The idea that a government would pardon a group or a class of persons involved in politically motivated violence is not new. The earliest recorded amnesty dates back to 411 BC when the Athenian general and democratic leader Thrasybulus offered amnesty to the 30 tyrants he overthrew. Since then, amnesties have been applied to the Prussian War and the American Civil War, just to name a few. Despite a long history, amnesties remain controversial. The idea of pardoning those responsible for atrocities and destruction in exchange for peace and conflict resolution is not easily accepted. Yet, experts continue to argue that amnesties work.

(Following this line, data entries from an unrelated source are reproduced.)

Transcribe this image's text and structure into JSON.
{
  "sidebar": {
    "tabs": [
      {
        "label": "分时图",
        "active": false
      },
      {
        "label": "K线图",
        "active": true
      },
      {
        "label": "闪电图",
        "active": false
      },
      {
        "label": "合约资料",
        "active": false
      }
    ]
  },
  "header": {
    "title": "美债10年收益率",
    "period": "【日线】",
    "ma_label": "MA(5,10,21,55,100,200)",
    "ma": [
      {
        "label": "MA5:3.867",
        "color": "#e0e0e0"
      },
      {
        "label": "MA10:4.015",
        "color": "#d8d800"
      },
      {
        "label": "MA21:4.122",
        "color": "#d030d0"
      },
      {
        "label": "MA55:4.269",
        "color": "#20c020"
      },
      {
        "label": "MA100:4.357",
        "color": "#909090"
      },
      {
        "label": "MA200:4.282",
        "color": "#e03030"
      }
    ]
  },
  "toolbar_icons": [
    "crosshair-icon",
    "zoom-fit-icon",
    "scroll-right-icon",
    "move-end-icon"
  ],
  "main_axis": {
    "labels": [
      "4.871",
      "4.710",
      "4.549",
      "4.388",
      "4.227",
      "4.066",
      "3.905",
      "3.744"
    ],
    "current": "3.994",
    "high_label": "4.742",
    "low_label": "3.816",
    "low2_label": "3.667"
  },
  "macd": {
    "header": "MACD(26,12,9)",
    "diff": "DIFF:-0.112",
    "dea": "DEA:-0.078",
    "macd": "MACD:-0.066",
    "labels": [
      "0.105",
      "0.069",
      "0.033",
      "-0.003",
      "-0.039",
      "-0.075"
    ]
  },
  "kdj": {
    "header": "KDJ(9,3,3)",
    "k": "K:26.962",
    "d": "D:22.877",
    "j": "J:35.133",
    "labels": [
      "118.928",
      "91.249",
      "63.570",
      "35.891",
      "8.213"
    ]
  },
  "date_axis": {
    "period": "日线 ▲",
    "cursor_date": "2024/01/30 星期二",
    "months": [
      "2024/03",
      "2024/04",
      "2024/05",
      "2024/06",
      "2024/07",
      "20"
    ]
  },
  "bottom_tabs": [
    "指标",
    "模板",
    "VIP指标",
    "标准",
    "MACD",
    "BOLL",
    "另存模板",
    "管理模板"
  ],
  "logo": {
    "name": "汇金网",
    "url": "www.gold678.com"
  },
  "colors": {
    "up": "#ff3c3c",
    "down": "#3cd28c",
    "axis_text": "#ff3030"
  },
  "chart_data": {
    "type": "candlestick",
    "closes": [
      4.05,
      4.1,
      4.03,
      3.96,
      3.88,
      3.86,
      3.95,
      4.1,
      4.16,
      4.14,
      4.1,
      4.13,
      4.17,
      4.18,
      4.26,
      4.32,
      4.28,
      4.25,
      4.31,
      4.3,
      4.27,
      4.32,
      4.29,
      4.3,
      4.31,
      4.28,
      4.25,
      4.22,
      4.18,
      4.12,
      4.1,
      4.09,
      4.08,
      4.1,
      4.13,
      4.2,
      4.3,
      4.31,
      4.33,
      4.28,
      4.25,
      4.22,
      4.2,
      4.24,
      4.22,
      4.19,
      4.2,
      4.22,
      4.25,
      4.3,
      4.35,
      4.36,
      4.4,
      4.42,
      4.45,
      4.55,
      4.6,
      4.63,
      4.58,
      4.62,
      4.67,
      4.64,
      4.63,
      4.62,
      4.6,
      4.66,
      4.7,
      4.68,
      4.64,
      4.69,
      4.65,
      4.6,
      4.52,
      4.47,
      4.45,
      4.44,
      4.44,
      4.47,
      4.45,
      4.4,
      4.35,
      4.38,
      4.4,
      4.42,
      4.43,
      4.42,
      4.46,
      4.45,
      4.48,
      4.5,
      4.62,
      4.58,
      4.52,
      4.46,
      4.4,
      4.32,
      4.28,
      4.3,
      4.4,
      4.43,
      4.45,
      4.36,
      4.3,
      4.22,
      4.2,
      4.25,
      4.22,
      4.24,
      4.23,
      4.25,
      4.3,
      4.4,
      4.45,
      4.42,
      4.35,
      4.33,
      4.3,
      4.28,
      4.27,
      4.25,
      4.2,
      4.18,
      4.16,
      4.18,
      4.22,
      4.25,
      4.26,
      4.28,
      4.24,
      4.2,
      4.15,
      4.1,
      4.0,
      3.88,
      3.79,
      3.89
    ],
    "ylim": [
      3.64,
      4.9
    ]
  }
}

The two most symbolic amnesty programs in recent history are the 1995 Truth and Reconciliation Commission established in South Africa and the 2009 amnesty program in the Niger Delta. While much attention has focused on the South African case, there has been little systematic analysis of the Niger Delta amnesty program's effectiveness, implications, and sustainability. This study seeks to conduct an in-depth assessment of the Niger Delta's amnesty program to evaluate: -the essential conditions that enabled the amnesty and peace to endure over the last five years; -the level of inclusion in the amnesty program (over 20,000 pardons granted) and whether it correlates with the endurance of this particular political settlement; -the role of state and non-state armed groups, the private sector, and civil society; and, -the extent to which the amnesties were gender-inclusive. In addition, the research team will: -conduct a comprehensive review and analysis of the nature, drivers, and expressions of violent conflicts in the Niger Delta region; -assess the impacts that the amnesty program has had on conflict mitigation, peace-building, national stability, and the potential for conflict reoccurrence; -map out the experiences, challenges, and lessons facing the amnesty program as a form of political settlement in the Niger Delta; -evaluate the implications for sustainable peace and nation-building in Nigeria and other countries in sub-Saharan Africa; and, -assess the extent to which the amnesty program was inclusive, and whether this inclusiveness contributed to its durability. The Centre for Population and Environmental Development will implement the project. Researchers will apply a mixed methods approach, including gender and social analysis. The project will also offer an opportunity for junior researchers to strengthen their knowledge and skills.